“We have known for years that it can be all too easy for individuals to become radicalized without even leaving home,” Bates said. “The proliferation of extremist spaces and content online has created new and powerful avenues for radicalization, especially for young people who are often the targets of radical-right propaganda.”
Her full testimony can be read here.
As part of her testimony, she discussed a guide for parents and caregivers – Building Resilience & Confronting Risk in the COVID-19 Era – produced by the SPLC and American University’s Polarization and Extremism Research and Innovation Lab (PERIL).
A recent impact study conducted with nearly 800 participants showed that just seven minutes spent reading the guide significantly improved people’s understanding of radicalization.
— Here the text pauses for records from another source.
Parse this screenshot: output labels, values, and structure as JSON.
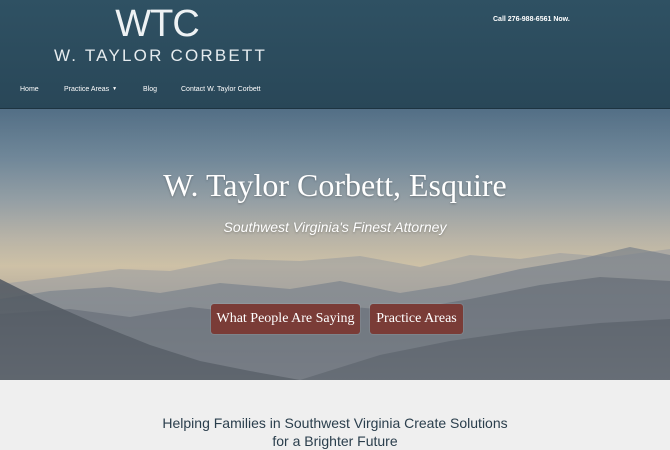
{
  "header": {
    "logo_mark": "WTC",
    "logo_name": "W. TAYLOR CORBETT",
    "call_text": "Call 276-988-6561 Now.",
    "nav": [
      {
        "label": "Home"
      },
      {
        "label": "Practice Areas",
        "dropdown": true
      },
      {
        "label": "Blog"
      },
      {
        "label": "Contact W. Taylor Corbett"
      }
    ]
  },
  "hero": {
    "title": "W. Taylor Corbett, Esquire",
    "subtitle": "Southwest Virginia's Finest Attorney",
    "buttons": [
      {
        "label": "What People Are Saying"
      },
      {
        "label": "Practice Areas"
      }
    ]
  },
  "intro": {
    "line1": "Helping Families in Southwest Virginia Create Solutions",
    "line2": "for a Brighter Future"
  },
  "colors": {
    "header_bg": "#2f5163",
    "button_bg": "#7a3c37",
    "intro_text": "#2a3e4c"
  }
}
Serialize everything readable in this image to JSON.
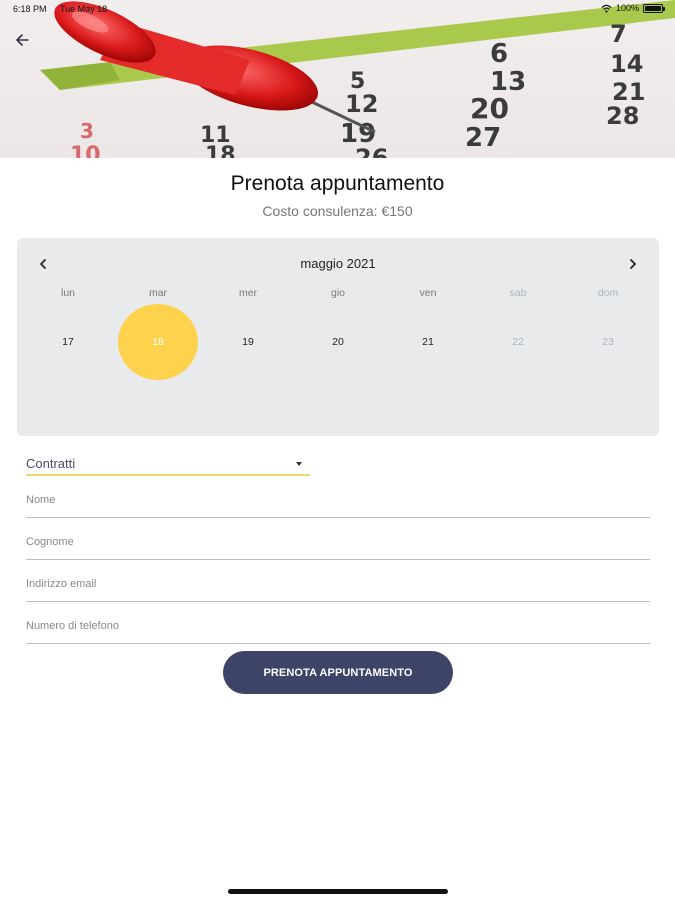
{
  "status_bar": {
    "time": "6:18 PM",
    "date": "Tue May 18",
    "battery": "100%"
  },
  "header": {
    "back_icon": "arrow-left-icon",
    "hero_image": "calendar-pushpin"
  },
  "title": "Prenota appuntamento",
  "subtitle": "Costo consulenza: €150",
  "calendar": {
    "month_label": "maggio 2021",
    "prev_icon": "chevron-left-icon",
    "next_icon": "chevron-right-icon",
    "weekdays": [
      "lun",
      "mar",
      "mer",
      "gio",
      "ven",
      "sab",
      "dom"
    ],
    "days": [
      "17",
      "18",
      "19",
      "20",
      "21",
      "22",
      "23"
    ],
    "selected_day": "18",
    "selected_color": "#ffd24d",
    "weekend_color": "#aab4c0"
  },
  "form": {
    "select_value": "Contratti",
    "name_placeholder": "Nome",
    "surname_placeholder": "Cognome",
    "email_placeholder": "Indirizzo email",
    "phone_placeholder": "Numero di telefono",
    "submit_label": "PRENOTA APPUNTAMENTO",
    "submit_color": "#3d4468"
  }
}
This resulted in 80% of participants feeling “definitely” or “probably” equipped to intervene in instances of exposure to extremist content.
In the coming months, the PERIL and SPLC partnership will be publishing toolkits to educate specific groups – such as teachers, educators and administrators, as well as youth counselors and therapists – as they seek to provide informed and empathetic support to the young people in their lives.
Photo by Sipa USA via AP